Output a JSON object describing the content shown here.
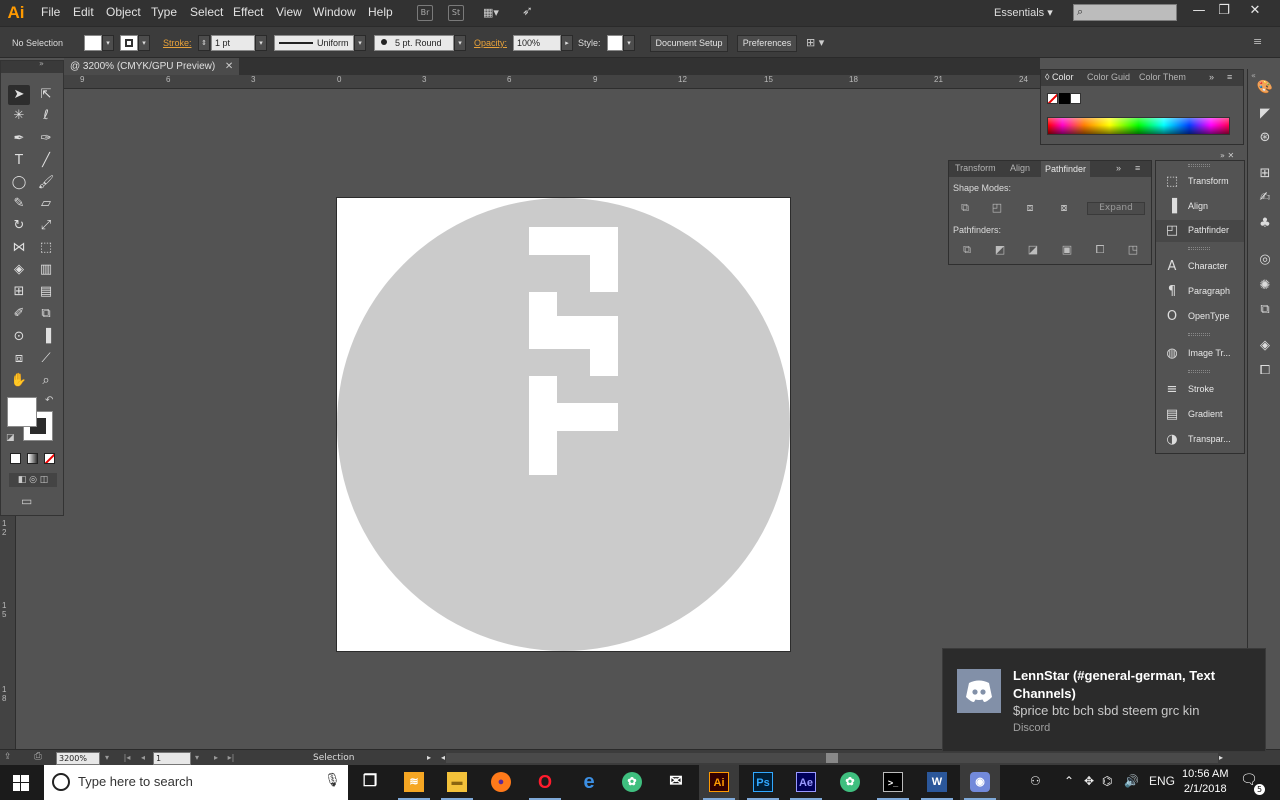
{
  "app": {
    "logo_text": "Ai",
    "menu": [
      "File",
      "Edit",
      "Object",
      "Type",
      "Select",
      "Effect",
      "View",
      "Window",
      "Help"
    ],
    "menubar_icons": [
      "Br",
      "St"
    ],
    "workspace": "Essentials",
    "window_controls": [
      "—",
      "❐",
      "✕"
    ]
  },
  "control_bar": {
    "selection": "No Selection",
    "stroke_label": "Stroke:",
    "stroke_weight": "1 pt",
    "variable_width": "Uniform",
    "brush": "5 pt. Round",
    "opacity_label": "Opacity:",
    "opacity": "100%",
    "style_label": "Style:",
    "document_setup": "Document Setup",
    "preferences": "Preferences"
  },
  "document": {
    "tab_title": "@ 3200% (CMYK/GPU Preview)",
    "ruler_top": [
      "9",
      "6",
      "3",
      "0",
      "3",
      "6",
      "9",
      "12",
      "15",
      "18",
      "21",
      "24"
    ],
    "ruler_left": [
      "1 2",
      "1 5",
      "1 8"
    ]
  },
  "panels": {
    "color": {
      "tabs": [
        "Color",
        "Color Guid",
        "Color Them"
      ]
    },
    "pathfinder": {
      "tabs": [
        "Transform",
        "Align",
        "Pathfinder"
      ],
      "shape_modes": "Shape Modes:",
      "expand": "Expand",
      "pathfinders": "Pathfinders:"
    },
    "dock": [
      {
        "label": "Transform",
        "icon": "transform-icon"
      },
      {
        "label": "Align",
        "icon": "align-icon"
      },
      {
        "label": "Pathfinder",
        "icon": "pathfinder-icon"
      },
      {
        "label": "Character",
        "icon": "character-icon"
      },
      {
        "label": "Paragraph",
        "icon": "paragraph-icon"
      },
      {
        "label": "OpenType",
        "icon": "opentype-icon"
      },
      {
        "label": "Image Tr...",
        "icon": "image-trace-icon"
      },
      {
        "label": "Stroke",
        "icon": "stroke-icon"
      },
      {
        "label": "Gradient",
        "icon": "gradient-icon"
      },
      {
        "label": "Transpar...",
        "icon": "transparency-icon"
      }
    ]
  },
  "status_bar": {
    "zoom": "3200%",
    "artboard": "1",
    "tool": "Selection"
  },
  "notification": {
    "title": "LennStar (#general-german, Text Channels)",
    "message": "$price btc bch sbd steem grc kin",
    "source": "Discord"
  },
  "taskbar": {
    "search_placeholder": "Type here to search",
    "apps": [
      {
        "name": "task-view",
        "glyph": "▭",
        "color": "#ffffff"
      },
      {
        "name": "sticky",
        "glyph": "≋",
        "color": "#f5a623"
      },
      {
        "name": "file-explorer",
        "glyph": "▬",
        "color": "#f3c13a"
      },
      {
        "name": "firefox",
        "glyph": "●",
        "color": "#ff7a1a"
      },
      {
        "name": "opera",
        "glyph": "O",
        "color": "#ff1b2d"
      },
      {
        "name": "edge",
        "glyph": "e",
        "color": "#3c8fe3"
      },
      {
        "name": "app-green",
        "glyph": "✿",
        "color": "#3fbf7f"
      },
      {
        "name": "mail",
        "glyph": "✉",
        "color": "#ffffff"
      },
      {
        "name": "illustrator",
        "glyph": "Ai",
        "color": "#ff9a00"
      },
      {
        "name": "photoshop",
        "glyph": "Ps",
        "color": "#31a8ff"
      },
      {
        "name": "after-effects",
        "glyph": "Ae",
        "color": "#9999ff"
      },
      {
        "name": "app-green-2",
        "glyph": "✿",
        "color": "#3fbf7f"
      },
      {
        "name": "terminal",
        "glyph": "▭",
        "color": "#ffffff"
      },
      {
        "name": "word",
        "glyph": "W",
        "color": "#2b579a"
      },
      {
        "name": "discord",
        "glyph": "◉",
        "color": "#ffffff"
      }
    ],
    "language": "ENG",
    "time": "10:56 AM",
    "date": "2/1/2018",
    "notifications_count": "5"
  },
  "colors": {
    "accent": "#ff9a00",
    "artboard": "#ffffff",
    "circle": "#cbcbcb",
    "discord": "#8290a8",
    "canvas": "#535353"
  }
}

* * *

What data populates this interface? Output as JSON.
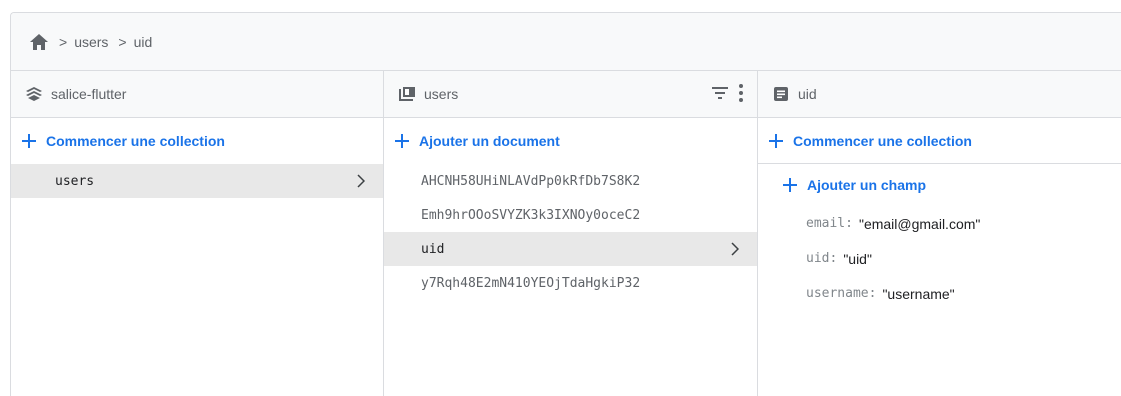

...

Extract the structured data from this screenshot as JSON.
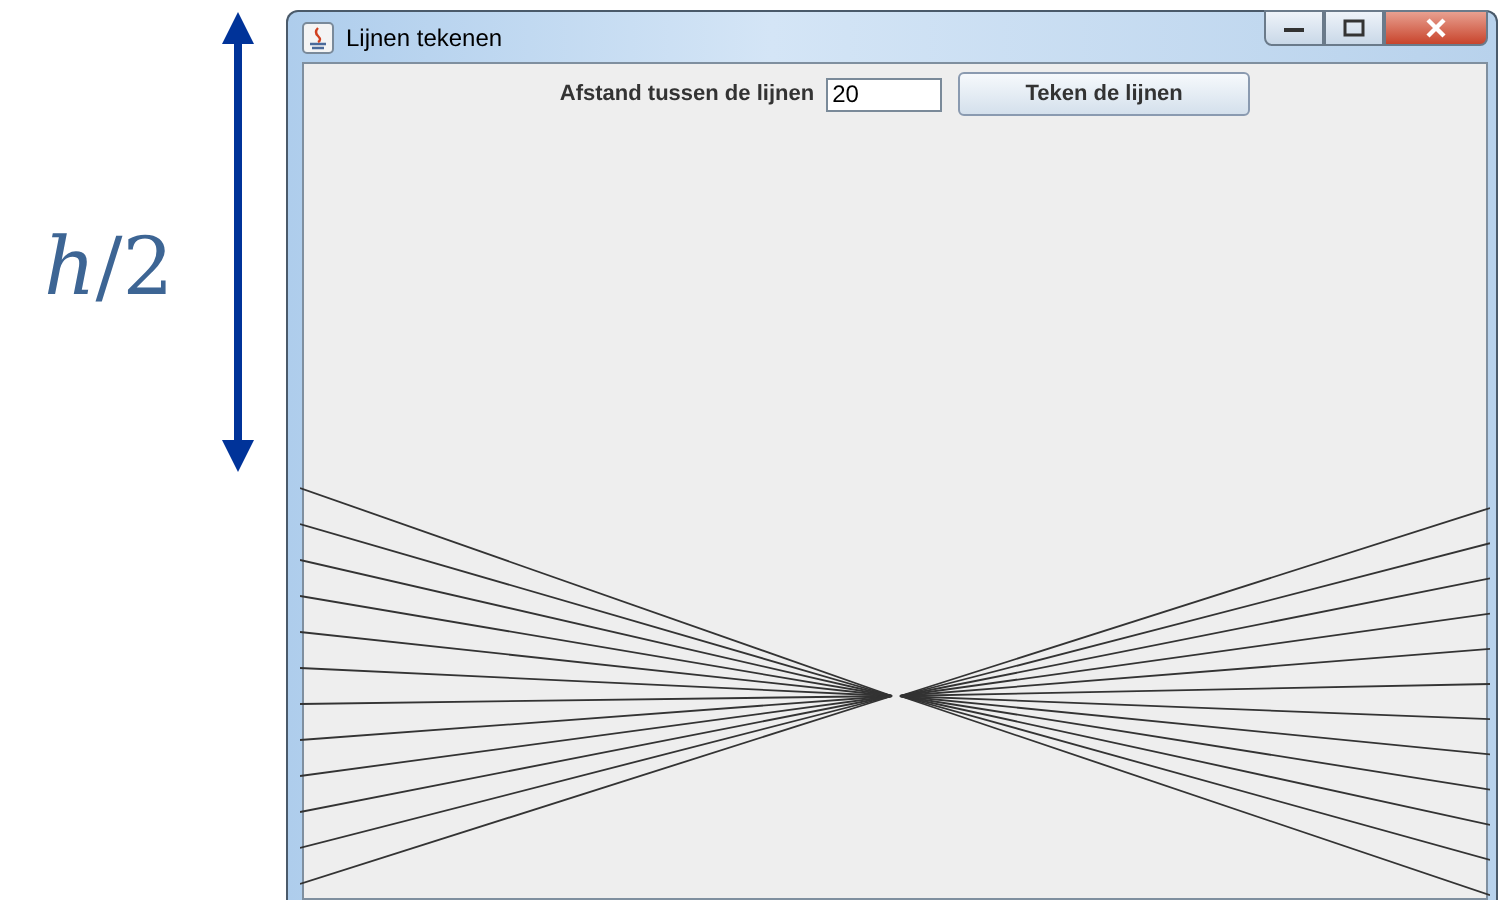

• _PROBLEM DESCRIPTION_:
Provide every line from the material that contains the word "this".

• _TASK SOLUTION_:
What data populates this interface? Output as JSON.
Extract the structured data from this screenshot as JSON.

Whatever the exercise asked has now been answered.